In December of 2005, President Bush issued his equivalent of the Corning letter. In his weekly address to the nation, the president, speaking live from the Roosevelt Room, addressed the failure of the Senate to renew the Patriot Act, which passed that body 98-1 in the wake of 9/11, and forcefully defended his actions in authorizing the National Security Agency "consistent with U.S. law and the Constitution, to intercept the international communications of people with known links to al Qaeda and related terrorist organizations."
He pointed out that the Justice Department and NSA's top legal officials had reviewed the activities permitted under this authorization and that the executive branch had briefed congressional leaders of both parties more than a dozen times on this authorization and the activities conducted under it.
"This authorization is a vital tool in our war against the terrorists," the president said. "It is critical to saving American lives. The American people expect me to do everything in my power under our laws and Constitution to protect them and their civil liberties. And that is exactly what I will continue to do, so long as I'm the president of the United States."
Critics of Bush fail to make an important distinction that Lincoln illuminated in the Corning letter:
I can no more be persuaded that the Government can constitutionally take no strong measures in time of rebellion, because it can be shown that the same could not lawfully be taken can be persuaded that a particular drug is not good medicine for a sick man, because it can be shown not to be good for a well one. Nor am I able to appreciate the danger apprehended by the meeting [of the New York Democrats] that the American people will, by means of military arrest during the Rebellion, lose the right of Public Discussion, the Liberty of Speech and the Press, the Law of Evidence, Trial by Jury, and Habeas Corpus, throughout the indefinite peaceful future, which I trust lies before them, any more than I am able to believe that a man could contract so strong an appetite for emetics during temporary illness as to persist in feeding upon them during the remainder of his healthful life.
Bush, like Lincoln, understood that the means to preserve the end of republican government are dictated by prudence, which according to Aristotle is, the virtue most characteristic of the statesman. Prudence is concerned with deliberating well about those things that can be other than they are (means). In political affairs, prudence requires the statesman to be able to adapt universal principles to particular circumstances in order to arrive at the means that are best given existing circumstances. For Bush, as well as for Lincoln, preserving republican liberty requires the executive to choose the means necessary and proper under the circumstances.
George Bush is not the master of rhetoric that Barack Obama is. But the current president has been "Lincolnian" in responding to the threats the country has faced since 9/11. Obama's real test will come when he is actually the president. Then he will be required to translate his soaring rhetoric into actions that advance the interests of the country. As I have observed elsewhere, it is always easier to be president when you're not.
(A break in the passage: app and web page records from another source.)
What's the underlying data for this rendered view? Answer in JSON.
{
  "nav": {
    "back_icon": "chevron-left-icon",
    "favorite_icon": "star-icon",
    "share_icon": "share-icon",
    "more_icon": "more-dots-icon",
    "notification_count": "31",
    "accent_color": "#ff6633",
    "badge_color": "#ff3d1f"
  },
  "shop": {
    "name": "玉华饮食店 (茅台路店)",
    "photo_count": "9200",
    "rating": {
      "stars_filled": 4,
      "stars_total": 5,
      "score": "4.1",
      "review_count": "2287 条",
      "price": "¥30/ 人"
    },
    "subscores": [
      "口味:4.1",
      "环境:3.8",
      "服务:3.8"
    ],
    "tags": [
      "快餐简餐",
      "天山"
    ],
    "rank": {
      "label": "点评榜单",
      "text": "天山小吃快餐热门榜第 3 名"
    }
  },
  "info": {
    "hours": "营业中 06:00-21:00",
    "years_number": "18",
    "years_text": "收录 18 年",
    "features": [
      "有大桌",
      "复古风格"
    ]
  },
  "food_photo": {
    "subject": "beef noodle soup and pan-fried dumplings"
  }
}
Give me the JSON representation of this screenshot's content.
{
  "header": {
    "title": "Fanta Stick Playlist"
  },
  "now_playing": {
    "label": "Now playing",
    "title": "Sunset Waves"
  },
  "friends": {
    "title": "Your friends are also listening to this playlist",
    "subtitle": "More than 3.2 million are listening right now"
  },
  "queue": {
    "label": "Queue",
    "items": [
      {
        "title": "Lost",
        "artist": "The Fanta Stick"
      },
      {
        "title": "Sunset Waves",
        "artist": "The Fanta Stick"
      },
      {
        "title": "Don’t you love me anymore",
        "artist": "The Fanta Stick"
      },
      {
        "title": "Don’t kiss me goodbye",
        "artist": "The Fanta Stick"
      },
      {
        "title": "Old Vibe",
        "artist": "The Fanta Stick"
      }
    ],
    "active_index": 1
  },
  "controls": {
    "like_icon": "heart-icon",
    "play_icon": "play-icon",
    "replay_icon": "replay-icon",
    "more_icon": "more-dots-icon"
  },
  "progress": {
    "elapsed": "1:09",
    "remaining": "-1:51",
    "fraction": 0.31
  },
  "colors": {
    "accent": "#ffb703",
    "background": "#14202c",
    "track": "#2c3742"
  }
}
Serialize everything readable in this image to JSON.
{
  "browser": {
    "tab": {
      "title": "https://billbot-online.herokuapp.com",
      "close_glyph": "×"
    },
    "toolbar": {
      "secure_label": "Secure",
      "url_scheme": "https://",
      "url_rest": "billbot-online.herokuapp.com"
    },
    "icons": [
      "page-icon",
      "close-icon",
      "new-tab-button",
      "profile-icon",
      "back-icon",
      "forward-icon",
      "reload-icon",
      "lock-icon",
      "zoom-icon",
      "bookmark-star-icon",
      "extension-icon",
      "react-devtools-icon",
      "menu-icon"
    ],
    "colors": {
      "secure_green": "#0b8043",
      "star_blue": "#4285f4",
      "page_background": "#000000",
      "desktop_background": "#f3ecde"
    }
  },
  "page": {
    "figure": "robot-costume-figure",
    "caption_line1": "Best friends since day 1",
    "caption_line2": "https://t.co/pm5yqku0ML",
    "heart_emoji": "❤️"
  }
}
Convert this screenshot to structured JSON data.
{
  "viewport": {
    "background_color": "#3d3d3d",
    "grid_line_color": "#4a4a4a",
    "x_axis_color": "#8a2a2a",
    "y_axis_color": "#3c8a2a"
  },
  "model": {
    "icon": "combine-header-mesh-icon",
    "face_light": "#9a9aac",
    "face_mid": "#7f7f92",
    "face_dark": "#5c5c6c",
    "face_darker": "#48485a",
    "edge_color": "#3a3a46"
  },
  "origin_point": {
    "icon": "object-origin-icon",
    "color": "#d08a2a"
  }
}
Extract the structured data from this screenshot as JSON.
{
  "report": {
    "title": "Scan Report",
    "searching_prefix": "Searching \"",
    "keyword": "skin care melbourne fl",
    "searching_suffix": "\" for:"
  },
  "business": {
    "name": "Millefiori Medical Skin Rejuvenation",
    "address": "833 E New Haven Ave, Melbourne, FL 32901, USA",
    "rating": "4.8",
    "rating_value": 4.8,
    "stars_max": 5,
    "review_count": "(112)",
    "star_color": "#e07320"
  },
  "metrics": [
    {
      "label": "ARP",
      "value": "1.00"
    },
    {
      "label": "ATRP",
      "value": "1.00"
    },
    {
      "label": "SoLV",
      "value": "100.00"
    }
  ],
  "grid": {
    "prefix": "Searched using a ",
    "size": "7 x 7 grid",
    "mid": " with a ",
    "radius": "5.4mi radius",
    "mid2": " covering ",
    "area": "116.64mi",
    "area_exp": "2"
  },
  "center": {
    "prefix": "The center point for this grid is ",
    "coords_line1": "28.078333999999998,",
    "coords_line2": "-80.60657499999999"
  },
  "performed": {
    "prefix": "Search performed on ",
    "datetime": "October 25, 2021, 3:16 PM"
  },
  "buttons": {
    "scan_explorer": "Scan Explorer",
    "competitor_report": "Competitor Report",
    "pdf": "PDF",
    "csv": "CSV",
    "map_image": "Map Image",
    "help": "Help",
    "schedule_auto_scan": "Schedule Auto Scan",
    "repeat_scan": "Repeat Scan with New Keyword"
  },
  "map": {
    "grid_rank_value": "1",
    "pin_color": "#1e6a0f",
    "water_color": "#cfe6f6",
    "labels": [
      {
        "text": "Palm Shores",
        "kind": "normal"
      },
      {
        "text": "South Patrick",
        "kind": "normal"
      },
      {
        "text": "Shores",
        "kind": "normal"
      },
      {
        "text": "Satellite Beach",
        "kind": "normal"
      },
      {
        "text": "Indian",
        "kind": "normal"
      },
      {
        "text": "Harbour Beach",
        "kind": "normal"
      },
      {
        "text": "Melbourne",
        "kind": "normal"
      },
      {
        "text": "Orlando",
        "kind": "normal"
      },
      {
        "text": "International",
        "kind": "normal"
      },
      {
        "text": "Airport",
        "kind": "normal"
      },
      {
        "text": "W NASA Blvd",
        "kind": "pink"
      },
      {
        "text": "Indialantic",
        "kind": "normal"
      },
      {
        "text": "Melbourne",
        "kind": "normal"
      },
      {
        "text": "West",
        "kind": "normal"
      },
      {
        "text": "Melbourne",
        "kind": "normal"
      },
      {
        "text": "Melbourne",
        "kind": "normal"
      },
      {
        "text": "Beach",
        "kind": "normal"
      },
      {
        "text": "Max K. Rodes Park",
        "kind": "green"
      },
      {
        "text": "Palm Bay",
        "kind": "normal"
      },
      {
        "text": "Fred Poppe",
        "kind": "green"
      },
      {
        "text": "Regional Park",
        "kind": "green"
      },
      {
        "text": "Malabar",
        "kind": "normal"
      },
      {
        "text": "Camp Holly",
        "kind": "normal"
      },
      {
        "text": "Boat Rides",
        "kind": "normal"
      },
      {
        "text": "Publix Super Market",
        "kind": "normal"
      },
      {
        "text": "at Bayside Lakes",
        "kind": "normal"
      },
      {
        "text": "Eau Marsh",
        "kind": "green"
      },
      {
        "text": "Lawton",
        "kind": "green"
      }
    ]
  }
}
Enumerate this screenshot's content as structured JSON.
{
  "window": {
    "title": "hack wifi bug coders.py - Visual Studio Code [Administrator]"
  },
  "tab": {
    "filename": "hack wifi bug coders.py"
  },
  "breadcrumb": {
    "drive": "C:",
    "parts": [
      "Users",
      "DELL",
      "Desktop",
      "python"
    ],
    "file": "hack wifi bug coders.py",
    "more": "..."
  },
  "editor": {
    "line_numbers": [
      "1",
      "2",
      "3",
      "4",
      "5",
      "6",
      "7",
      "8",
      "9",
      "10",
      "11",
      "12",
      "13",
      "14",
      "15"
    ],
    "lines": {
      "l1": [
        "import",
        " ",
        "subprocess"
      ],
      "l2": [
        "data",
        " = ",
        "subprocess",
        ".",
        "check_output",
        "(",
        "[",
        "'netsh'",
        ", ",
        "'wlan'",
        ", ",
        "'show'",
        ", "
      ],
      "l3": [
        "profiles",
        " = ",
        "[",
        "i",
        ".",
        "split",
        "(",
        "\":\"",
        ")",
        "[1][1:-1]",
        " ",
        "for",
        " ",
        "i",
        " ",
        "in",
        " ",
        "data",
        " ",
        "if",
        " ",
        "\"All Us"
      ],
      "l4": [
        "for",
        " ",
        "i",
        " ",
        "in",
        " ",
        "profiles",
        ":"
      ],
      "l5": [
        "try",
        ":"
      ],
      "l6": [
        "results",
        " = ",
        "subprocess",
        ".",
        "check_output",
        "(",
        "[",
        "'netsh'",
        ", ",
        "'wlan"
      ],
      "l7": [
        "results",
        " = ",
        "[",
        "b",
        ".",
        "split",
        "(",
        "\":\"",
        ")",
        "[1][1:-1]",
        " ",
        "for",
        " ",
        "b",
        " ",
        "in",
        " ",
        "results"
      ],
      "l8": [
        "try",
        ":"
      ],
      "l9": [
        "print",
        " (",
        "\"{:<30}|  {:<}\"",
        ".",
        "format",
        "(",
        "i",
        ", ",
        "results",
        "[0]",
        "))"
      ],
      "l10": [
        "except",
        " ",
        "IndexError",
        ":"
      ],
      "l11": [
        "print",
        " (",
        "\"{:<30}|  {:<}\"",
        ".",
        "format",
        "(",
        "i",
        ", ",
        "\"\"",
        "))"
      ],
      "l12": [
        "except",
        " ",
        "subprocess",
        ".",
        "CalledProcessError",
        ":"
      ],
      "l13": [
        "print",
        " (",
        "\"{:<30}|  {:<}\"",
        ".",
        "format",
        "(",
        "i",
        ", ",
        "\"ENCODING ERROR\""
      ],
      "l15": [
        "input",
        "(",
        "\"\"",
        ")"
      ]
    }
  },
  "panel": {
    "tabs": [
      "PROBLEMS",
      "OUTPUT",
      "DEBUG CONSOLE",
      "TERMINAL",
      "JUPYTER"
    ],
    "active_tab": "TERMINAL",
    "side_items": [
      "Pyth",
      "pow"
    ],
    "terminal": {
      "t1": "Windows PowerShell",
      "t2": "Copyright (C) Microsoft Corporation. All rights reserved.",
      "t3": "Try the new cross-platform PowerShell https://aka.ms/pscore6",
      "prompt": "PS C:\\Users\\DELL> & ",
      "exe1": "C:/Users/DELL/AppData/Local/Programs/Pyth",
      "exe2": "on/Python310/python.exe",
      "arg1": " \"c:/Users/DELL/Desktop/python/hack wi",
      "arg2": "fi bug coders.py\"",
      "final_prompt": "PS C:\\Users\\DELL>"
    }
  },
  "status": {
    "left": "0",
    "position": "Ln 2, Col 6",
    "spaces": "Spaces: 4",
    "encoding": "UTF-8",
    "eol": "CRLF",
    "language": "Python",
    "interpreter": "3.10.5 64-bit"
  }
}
Mackubin Thomas Owens is editor of Orbis and a professor of national security affairs at the Naval War College in Newport, RI. His study of Lincoln's wartime presidency will be published early next year by the Foreign Policy Research Institute (FPRI) in Philadelphia.